Building community helps South Phoenix business succeed
Pepi’s Pizza owner Mark Messner has embraced South Phoenix for the past 16 years. And the community has embraced him right back. Pepi’s Pizza continues to thrive, despite the arrival of seven new pizza establishments within 2.5 miles during the past year.
“The face of South Phoenix is changing rapidly with new developments and businesses. Competition is fierce, so you’ve got to have customer loyalty,” says Messner, a Phoenix resident for 41 years. But, Messner is not only a business owner, he has become a mentor, a donor, a role model and a huge community supporter in the South Phoenix area.
“Mark really epitomizes the spirit of leadership,” says Steve Glueck, chairman elect, South Mountain/Laveen Chamber, a chapter of the Greater Phoenix Chamber of Commerce. “A good community doesn’t happen by accident and Mark’s been mentoring kids, contributing generously of his time and products, and putting others first for years.”
Messner has sponsored more than 100 community youth sports teams, ranging from Pop Warner football to Little League baseball, as well as numerous high school and college athletic programs.

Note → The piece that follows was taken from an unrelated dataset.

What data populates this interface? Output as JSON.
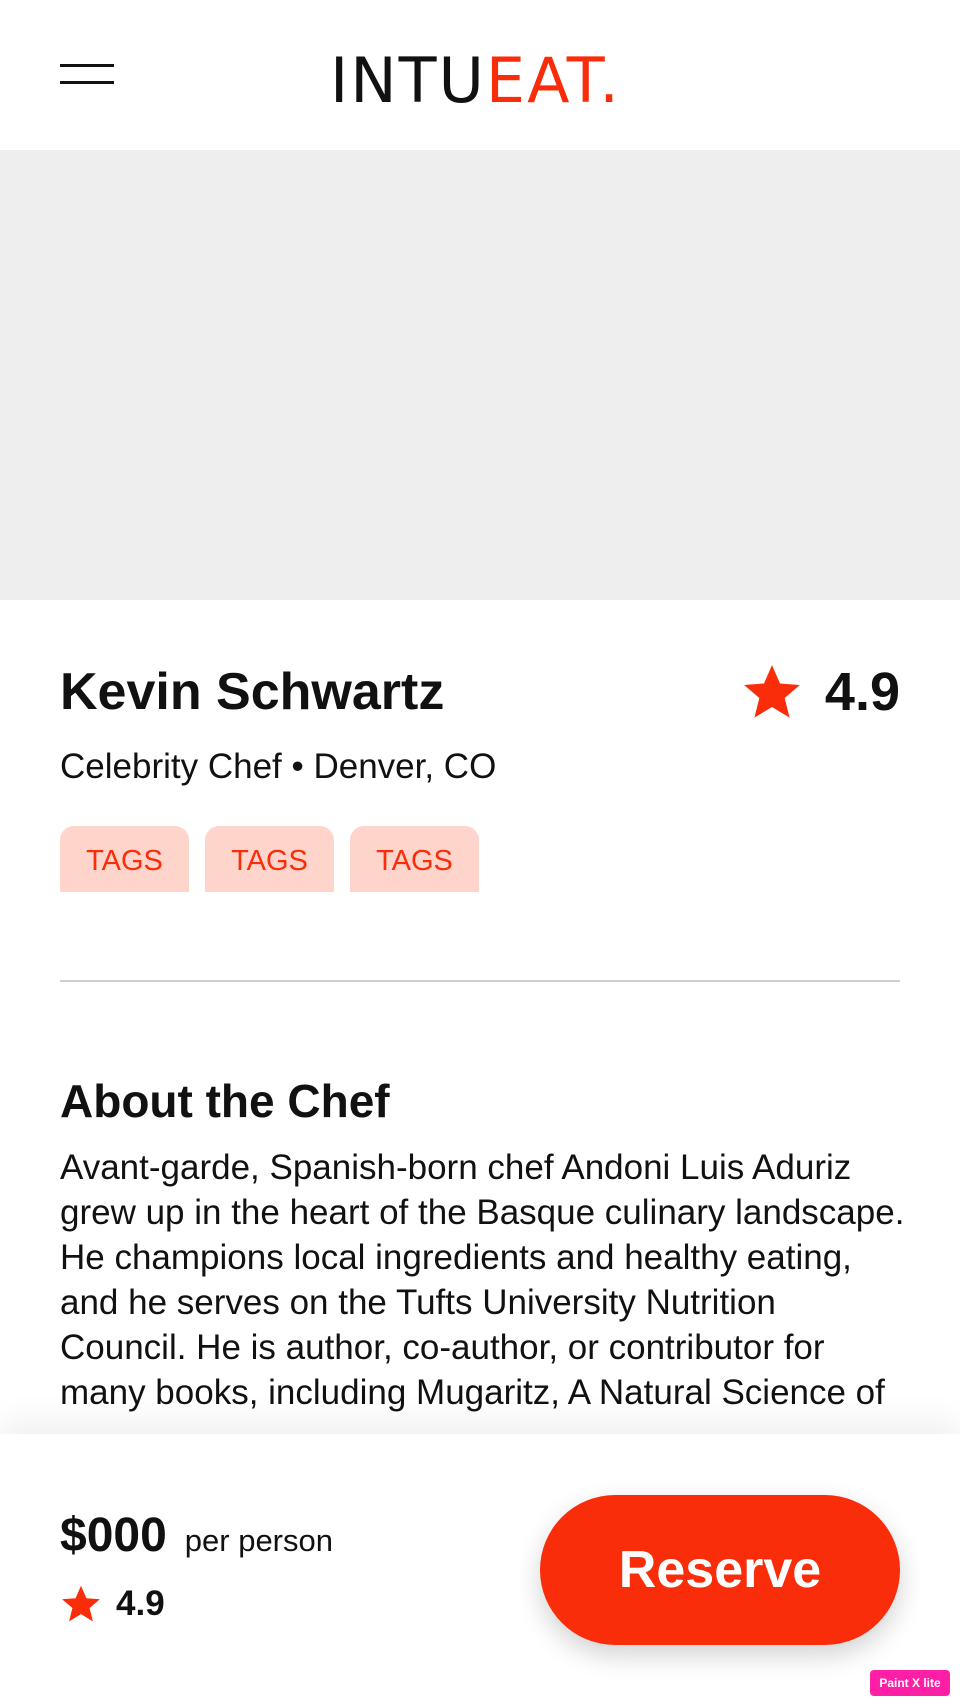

Messner also provides 27 local elementary schools with certificates redeemable for game tokens after students read a designated number of hours. More than 1 million game tokens have been provided through this partnership with school literacy programs.
Additionally, he has donated more than 250,000 certificates good for a free small pizza. The certificates are given to elementary students for achievements such as perfect attendance and making the honor roll.
“We try to be a hub for the neighborhood and community,” explains Messner, who speaks at school career days about restaurant opportunities and works 5.5 days a week. “I want to make sure every kid gets a ride on the merry-go-round and a balloon,” he explains.
Pepi’s Pizza also hosts fund-raising pizza party events, with $2 of every meal served donated to a local school. And, Messner tries to attend at least one PTO meeting annually at each area school. He recalls one such meeting at a new elementary school, where other attendees had never heard of a business showing up for a PTO meeting.
But it’s all worth it, the modest Messner quickly adds. He tells of a young woman, whom he hadn’t seen in 12 years, who recently paid him a visit. Now a successful computer programmer, she went out of her way to thank him for the valuable lessons and encouragement she received while working at Pepi’s Pizza years ago.
“One of the reasons I do what I do is my employees,” says Messner, who employs about 20 local high school students at any given time and has provided jobs for 1,500 students over the years. Some, he says, come from less-than-desirable family situations and living environments. Many are young teens who already are parents and are trying to finish school.
“For at least four or five hours a day, they can be part of something good and learn good work habits and have a good meal,” says Messner. “I get a chance to work with them and make them feel like someone for a few hours. They may be 16 or 17 now, but they are the leaders in the future.”